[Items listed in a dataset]

========================================================================

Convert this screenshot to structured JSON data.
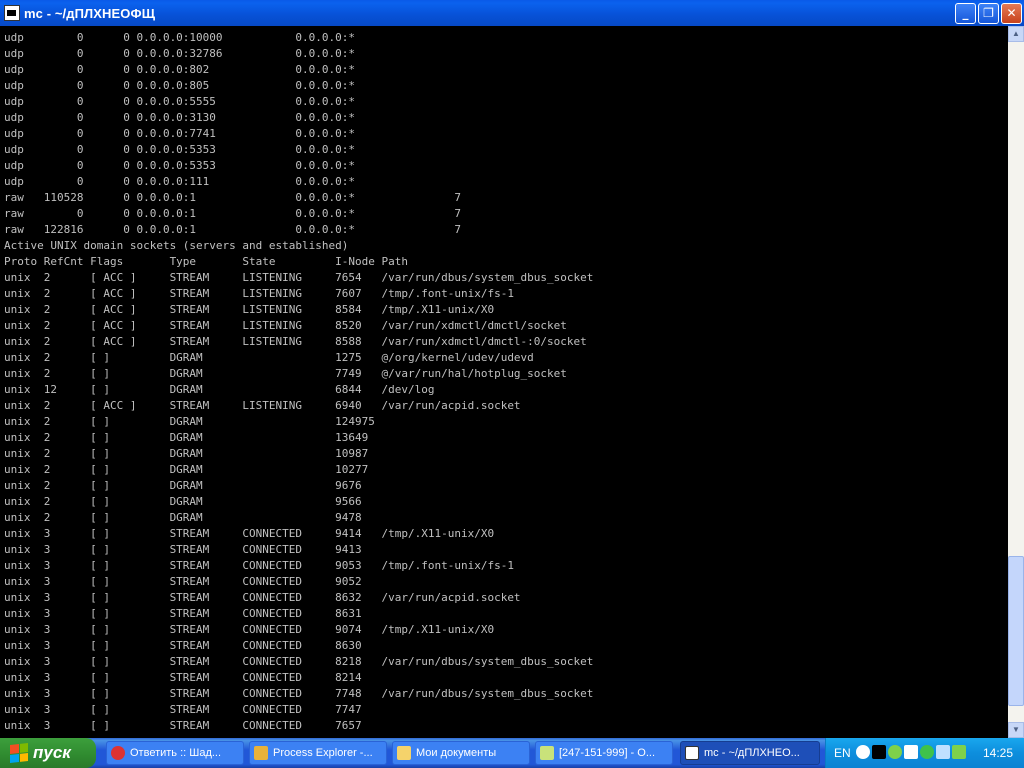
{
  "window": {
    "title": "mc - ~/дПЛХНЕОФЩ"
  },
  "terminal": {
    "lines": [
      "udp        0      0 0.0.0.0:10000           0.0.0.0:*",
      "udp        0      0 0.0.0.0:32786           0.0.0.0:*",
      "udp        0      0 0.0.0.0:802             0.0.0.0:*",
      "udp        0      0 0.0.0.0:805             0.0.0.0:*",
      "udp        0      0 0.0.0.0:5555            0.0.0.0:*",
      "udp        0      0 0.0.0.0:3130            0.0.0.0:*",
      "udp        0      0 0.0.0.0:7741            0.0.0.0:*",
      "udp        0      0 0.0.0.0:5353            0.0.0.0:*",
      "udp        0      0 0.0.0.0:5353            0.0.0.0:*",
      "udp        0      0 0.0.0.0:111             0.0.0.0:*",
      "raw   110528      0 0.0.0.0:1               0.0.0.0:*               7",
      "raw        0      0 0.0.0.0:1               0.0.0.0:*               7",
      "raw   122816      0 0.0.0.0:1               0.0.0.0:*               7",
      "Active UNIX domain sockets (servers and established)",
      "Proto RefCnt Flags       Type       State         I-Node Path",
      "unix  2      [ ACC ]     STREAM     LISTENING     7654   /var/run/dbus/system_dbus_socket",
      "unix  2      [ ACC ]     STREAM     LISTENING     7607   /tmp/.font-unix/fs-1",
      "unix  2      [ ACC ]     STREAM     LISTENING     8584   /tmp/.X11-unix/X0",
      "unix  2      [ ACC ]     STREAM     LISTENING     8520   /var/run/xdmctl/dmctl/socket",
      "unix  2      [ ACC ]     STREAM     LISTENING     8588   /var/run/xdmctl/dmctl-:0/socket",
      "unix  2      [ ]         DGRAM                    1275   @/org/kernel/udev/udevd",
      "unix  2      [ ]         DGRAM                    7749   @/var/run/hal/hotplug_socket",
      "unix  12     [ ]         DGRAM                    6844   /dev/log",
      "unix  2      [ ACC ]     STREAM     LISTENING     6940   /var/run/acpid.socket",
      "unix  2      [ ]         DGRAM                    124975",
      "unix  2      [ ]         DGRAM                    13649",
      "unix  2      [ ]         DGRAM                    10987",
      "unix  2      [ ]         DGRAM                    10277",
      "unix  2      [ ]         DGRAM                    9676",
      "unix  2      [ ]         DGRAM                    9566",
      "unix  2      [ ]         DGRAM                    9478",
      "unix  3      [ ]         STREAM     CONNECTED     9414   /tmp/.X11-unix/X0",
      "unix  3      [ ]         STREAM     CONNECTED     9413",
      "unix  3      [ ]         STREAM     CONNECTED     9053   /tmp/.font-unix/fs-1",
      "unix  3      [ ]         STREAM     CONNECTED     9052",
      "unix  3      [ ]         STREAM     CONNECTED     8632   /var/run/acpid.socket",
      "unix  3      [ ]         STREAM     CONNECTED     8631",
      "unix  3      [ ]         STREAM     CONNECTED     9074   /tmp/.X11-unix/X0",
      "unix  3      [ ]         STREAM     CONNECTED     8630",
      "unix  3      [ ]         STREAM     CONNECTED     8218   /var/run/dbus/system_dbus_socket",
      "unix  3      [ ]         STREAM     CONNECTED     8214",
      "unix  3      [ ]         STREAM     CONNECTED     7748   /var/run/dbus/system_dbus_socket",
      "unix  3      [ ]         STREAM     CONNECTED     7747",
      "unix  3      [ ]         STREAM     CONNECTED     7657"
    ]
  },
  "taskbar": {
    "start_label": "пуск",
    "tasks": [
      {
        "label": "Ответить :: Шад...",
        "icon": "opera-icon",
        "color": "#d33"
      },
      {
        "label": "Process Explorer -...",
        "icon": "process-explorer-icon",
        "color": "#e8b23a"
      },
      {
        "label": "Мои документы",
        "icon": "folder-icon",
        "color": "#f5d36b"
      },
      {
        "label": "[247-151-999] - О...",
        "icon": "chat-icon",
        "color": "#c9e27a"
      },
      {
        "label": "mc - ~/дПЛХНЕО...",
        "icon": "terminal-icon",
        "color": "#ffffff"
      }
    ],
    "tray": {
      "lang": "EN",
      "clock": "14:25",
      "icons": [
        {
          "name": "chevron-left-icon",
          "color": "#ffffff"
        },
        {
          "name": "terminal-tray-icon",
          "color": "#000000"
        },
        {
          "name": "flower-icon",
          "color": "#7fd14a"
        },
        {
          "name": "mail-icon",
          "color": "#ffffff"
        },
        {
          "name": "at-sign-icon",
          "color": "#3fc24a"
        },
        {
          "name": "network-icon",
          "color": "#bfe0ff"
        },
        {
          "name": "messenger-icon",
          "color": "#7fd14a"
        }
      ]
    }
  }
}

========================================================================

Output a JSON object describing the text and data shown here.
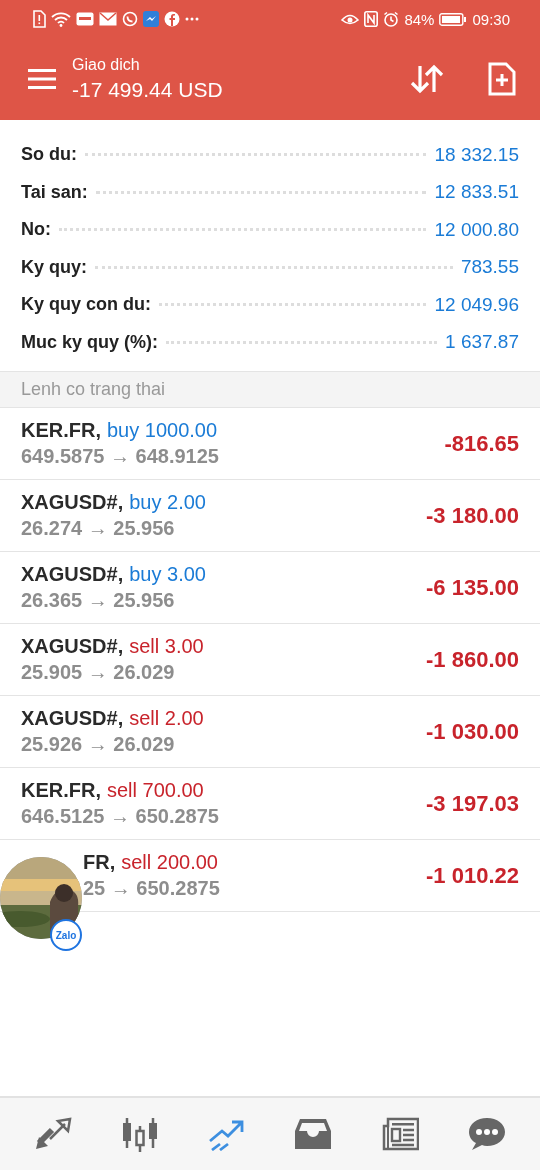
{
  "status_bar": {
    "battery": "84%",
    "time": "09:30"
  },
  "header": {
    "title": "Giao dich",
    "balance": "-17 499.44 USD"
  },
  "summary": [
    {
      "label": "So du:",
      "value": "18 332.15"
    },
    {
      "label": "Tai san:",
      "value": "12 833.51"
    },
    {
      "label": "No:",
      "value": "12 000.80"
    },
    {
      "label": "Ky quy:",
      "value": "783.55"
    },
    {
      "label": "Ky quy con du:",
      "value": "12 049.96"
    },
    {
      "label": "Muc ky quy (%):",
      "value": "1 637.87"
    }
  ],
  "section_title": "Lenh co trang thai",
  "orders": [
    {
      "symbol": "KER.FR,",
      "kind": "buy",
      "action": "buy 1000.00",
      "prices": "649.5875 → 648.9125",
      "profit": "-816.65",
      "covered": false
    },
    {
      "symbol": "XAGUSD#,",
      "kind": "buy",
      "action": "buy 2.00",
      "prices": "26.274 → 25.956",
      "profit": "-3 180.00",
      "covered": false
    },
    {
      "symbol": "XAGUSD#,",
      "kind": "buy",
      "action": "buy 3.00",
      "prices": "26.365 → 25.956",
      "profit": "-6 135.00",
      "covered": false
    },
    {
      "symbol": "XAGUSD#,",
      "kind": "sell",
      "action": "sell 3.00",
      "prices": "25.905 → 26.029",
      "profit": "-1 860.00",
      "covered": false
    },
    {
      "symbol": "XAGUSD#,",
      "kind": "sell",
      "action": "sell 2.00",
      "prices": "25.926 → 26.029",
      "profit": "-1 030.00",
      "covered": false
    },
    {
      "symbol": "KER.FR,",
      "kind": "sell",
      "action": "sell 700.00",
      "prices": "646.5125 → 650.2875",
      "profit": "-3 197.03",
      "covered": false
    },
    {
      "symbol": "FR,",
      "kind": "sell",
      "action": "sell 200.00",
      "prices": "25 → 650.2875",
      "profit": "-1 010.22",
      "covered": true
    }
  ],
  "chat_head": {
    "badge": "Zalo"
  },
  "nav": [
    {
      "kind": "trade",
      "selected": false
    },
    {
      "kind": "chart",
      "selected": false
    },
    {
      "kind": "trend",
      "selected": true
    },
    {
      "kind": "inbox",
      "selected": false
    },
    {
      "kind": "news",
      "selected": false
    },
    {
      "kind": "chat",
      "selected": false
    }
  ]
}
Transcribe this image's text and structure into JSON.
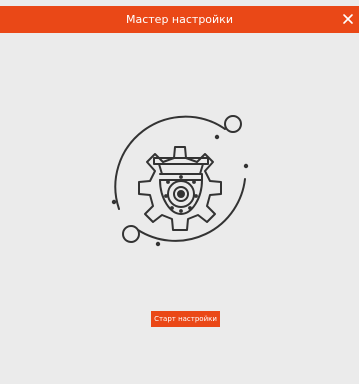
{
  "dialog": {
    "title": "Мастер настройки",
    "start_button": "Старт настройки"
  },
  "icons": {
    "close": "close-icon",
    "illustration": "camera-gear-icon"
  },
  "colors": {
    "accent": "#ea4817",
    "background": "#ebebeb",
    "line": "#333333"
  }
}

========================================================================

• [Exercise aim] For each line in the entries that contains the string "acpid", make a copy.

• [Exercise response]
      "unix  2      [ ACC ]     STREAM     LISTENING     6940   /var/run/acpid.socket",
      "unix  3      [ ]         STREAM     CONNECTED     8632   /var/run/acpid.socket",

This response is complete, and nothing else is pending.